Helping young learners succeed in writing
Writing well by Grade 1 is one of the keys to school success because most students who struggle with writing also have difficulty learning throughout their academic career.
As part of the Faculty of Education’s Let’s Talk Education Speaker Series, Associate Dean of Research, Professor Perry Klein will discuss how research on writing education has shifted over the last five years to investigate how to ensure success for all learners.
It takes place online Thursday, Nov. 12 from 7 – 8 p.m., ET.
During the presentation, Klein will highlight the writing skills that are essential for children and how educators can effectively teach them when there’s a wide range of skill levels in the classroom. Parents will also learn how they can help their children succeed.
“For educators, I want to offer an update on evidence-based practice. What does research show really works in beginning writing education? And what are some classroom resources that use an evidence-based approach?” said Klein. “For parents, I want to suggest some things that they can do at home to help young children learn to write.”
Recently, researchers have turned their attention to early intervention. In the past, students received intervention for literacy problems after they were diagnosed with a learning disability. These diagnoses usually happened part way through elementary school. As a result, most research focused on those grades when examining writing intervention techniques. However, it’s been the success of early assessment and intervention for reading that has shifted the focus to early assessment and intervention in writing, said Klein.
There are many reasons why children struggle with writing. Some of them include: a learning disability in reading, attention deficit hyperactivity disorder (ADHD), developmental language disorder, emotional and behavioural disorder or a lack of experience with literacy outside of school, said Klein.

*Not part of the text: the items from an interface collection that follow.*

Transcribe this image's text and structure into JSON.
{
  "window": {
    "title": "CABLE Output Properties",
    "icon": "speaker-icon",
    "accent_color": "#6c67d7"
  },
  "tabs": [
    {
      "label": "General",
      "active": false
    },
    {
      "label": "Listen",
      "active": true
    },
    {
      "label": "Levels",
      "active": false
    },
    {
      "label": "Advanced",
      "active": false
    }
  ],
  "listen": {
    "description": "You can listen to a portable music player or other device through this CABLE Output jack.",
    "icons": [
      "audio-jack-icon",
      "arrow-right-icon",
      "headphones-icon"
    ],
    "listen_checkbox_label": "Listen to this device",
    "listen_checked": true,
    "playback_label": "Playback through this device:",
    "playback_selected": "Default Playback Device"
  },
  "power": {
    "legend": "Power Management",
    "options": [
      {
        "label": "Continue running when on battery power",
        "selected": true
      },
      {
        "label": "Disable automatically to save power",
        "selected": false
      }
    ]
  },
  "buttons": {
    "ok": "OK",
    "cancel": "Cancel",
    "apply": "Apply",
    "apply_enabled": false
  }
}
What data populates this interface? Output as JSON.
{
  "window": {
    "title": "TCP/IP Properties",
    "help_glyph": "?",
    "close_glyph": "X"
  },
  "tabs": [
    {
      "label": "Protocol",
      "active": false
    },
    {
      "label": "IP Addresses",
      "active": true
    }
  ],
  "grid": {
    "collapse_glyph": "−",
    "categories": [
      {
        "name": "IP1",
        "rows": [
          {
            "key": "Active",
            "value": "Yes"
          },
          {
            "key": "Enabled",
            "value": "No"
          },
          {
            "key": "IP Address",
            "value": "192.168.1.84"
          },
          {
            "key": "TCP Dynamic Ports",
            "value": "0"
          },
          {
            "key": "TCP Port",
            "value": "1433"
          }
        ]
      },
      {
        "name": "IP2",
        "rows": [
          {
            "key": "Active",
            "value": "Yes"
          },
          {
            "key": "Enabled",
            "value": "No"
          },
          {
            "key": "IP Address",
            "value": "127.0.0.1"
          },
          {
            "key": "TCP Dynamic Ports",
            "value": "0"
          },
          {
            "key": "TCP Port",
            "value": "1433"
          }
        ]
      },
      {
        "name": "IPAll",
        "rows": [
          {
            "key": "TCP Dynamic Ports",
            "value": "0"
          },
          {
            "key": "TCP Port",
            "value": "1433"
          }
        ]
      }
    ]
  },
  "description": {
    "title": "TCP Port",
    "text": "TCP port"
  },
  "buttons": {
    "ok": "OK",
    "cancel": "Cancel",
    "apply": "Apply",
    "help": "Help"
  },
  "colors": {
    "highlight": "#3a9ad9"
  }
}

He added research indicates school closures due to COVID have also affected learning, which probably includes students’ progress in writing.
“The idea that there are many reasons that students can struggle with writing is an important take-away. We should be helping all kids who struggle with literacy, regardless of the cause,” said Klein.
In addition, Klein’s research team’s work with the London District Catholic School Board will also be discussed. Their research focused on a child-friendly approach to teaching writing strategies for Grade 1. They worked with nine teachers and 120 students, and found that this approach was highly effective with students who are struggling with writing.
While much of the Ontario curriculum is consistent with research on writing education, Klein said printing or cursive handwriting also impact’s children’s ability to express their ideas. Students who struggle to form letters will also struggle to compose. He added printing or cursive writing doesn’t need to be beautiful, but it needs to be legible and fluent.
“Ontario should put systematic teaching of printing back into the early elementary curriculum. Some students will need to use assistive technology, such as speech-to-text, so for those students, it’s important for them to learn to use that technology effectively,” said Klein.